### WHAT YOU SHOULD DO
Each line of the listing that includes "text" should be reported.

### MATERIAL TO PROCESS
------------------------------------------------------------------------

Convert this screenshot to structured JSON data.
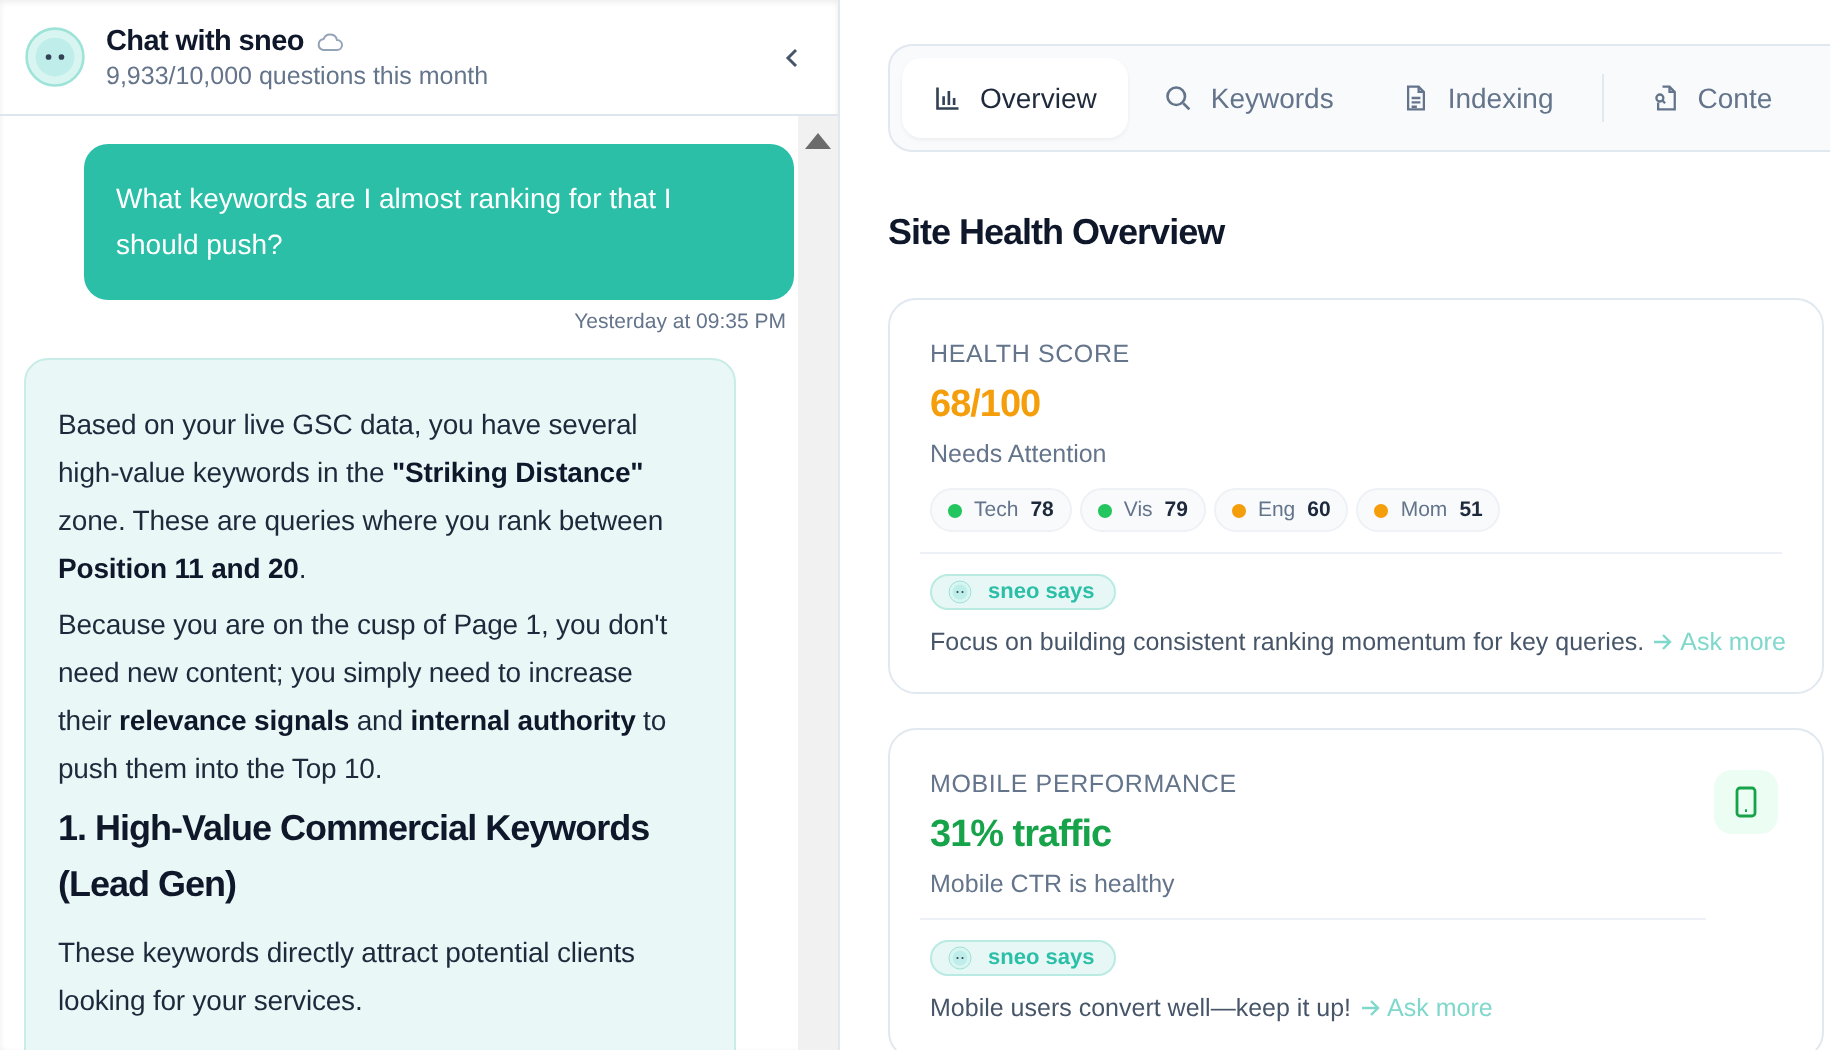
{
  "chat": {
    "title": "Chat with sneo",
    "subtitle": "9,933/10,000 questions this month",
    "messages": [
      {
        "kind": "user",
        "text": "What keywords are I almost ranking for that I should push?",
        "time": "Yesterday at 09:35 PM"
      },
      {
        "kind": "assistant",
        "blocks": [
          {
            "kind": "paragraph",
            "text": "Based on your live GSC data, you have several high-value keywords in the **\"Striking Distance\"** zone. These are queries where you rank between **Position 11 and 20**."
          },
          {
            "kind": "paragraph",
            "text": "Because you are on the cusp of Page 1, you don't need new content; you simply need to increase their **relevance signals** and **internal authority** to push them into the Top 10."
          },
          {
            "kind": "heading",
            "text": "1. High-Value Commercial Keywords (Lead Gen)"
          },
          {
            "kind": "paragraph",
            "text": "These keywords directly attract potential clients looking for your services."
          }
        ]
      }
    ]
  },
  "tabs": [
    {
      "label": "Overview",
      "selected": true
    },
    {
      "label": "Keywords",
      "selected": false
    },
    {
      "label": "Indexing",
      "selected": false
    },
    {
      "label": "Conte",
      "selected": false
    }
  ],
  "section_title": "Site Health Overview",
  "cards": [
    {
      "kind": "score",
      "label": "HEALTH SCORE",
      "value": "68/100",
      "color": "#f59e0b",
      "status": "Needs Attention",
      "pills": [
        {
          "label": "Tech",
          "value": "78",
          "color": "#22c55e"
        },
        {
          "label": "Vis",
          "value": "79",
          "color": "#22c55e"
        },
        {
          "label": "Eng",
          "value": "60",
          "color": "#f59e0b"
        },
        {
          "label": "Mom",
          "value": "51",
          "color": "#f59e0b"
        }
      ],
      "insight": {
        "badge": "sneo says",
        "text": "Focus on building consistent ranking momentum for key queries.",
        "link": "Ask more"
      }
    },
    {
      "kind": "mobile",
      "label": "MOBILE PERFORMANCE",
      "value": "31% traffic",
      "color": "#16a34a",
      "status": "Mobile CTR is healthy",
      "insight": {
        "badge": "sneo says",
        "text": "Mobile users convert well—keep it up!",
        "link": "Ask more"
      }
    }
  ]
}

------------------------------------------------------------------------

### RESULT
        "text": "What keywords are I almost ranking for that I should push?",
            "text": "Based on your live GSC data, you have several high-value keywords in the **\"Striking Distance\"** zone. These are queries where you rank between **Position 11 and 20**."
            "text": "Because you are on the cusp of Page 1, you don't need new content; you simply need to increase their **relevance signals** and **internal authority** to push them into the Top 10."
            "text": "1. High-Value Commercial Keywords (Lead Gen)"
            "text": "These keywords directly attract potential clients looking for your services."
        "text": "Focus on building consistent ranking momentum for key queries.",
        "text": "Mobile users convert well—keep it up!",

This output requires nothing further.